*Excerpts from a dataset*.
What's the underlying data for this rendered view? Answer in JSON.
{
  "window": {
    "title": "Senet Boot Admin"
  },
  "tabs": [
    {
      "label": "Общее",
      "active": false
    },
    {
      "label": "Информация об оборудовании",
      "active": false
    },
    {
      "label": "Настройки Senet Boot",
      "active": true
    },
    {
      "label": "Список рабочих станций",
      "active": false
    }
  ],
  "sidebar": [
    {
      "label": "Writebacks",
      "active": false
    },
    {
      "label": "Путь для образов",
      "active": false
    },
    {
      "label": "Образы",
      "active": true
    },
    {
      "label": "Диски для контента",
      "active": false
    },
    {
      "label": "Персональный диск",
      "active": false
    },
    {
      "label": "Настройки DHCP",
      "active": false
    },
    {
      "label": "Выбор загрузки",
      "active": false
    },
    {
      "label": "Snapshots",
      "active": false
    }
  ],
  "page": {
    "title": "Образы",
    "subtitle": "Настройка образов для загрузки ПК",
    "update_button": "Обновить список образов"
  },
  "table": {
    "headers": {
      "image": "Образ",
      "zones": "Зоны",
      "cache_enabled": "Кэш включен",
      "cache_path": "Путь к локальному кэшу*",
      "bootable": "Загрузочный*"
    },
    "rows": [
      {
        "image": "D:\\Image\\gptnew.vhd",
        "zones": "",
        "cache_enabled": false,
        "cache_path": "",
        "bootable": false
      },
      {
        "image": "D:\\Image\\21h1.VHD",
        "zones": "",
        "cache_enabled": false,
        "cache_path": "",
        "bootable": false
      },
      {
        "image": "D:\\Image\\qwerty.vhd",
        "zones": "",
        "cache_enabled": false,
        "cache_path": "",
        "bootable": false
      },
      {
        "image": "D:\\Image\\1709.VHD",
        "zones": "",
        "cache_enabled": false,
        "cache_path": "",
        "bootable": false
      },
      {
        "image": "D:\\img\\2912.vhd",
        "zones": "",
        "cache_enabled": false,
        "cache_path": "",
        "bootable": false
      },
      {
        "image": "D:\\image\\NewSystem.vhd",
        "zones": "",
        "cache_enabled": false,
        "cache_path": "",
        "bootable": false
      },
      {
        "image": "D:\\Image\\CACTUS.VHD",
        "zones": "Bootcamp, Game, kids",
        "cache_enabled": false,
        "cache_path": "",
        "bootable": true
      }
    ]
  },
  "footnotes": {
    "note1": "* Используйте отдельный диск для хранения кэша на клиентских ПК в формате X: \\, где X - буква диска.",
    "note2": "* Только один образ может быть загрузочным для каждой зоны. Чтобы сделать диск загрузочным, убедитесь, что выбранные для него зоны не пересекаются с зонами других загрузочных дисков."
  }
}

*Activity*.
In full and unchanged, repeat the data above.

*Reply to the exercise*.
What's the underlying data for this rendered view? Answer in JSON.
{
  "window": {
    "title": "Senet Boot Admin"
  },
  "tabs": [
    {
      "label": "Общее",
      "active": false
    },
    {
      "label": "Информация об оборудовании",
      "active": false
    },
    {
      "label": "Настройки Senet Boot",
      "active": true
    },
    {
      "label": "Список рабочих станций",
      "active": false
    }
  ],
  "sidebar": [
    {
      "label": "Writebacks",
      "active": false
    },
    {
      "label": "Путь для образов",
      "active": false
    },
    {
      "label": "Образы",
      "active": true
    },
    {
      "label": "Диски для контента",
      "active": false
    },
    {
      "label": "Персональный диск",
      "active": false
    },
    {
      "label": "Настройки DHCP",
      "active": false
    },
    {
      "label": "Выбор загрузки",
      "active": false
    },
    {
      "label": "Snapshots",
      "active": false
    }
  ],
  "page": {
    "title": "Образы",
    "subtitle": "Настройка образов для загрузки ПК",
    "update_button": "Обновить список образов"
  },
  "table": {
    "headers": {
      "image": "Образ",
      "zones": "Зоны",
      "cache_enabled": "Кэш включен",
      "cache_path": "Путь к локальному кэшу*",
      "bootable": "Загрузочный*"
    },
    "rows": [
      {
        "image": "D:\\Image\\gptnew.vhd",
        "zones": "",
        "cache_enabled": false,
        "cache_path": "",
        "bootable": false
      },
      {
        "image": "D:\\Image\\21h1.VHD",
        "zones": "",
        "cache_enabled": false,
        "cache_path": "",
        "bootable": false
      },
      {
        "image": "D:\\Image\\qwerty.vhd",
        "zones": "",
        "cache_enabled": false,
        "cache_path": "",
        "bootable": false
      },
      {
        "image": "D:\\Image\\1709.VHD",
        "zones": "",
        "cache_enabled": false,
        "cache_path": "",
        "bootable": false
      },
      {
        "image": "D:\\img\\2912.vhd",
        "zones": "",
        "cache_enabled": false,
        "cache_path": "",
        "bootable": false
      },
      {
        "image": "D:\\image\\NewSystem.vhd",
        "zones": "",
        "cache_enabled": false,
        "cache_path": "",
        "bootable": false
      },
      {
        "image": "D:\\Image\\CACTUS.VHD",
        "zones": "Bootcamp, Game, kids",
        "cache_enabled": false,
        "cache_path": "",
        "bootable": true
      }
    ]
  },
  "footnotes": {
    "note1": "* Используйте отдельный диск для хранения кэша на клиентских ПК в формате X: \\, где X - буква диска.",
    "note2": "* Только один образ может быть загрузочным для каждой зоны. Чтобы сделать диск загрузочным, убедитесь, что выбранные для него зоны не пересекаются с зонами других загрузочных дисков."
  }
}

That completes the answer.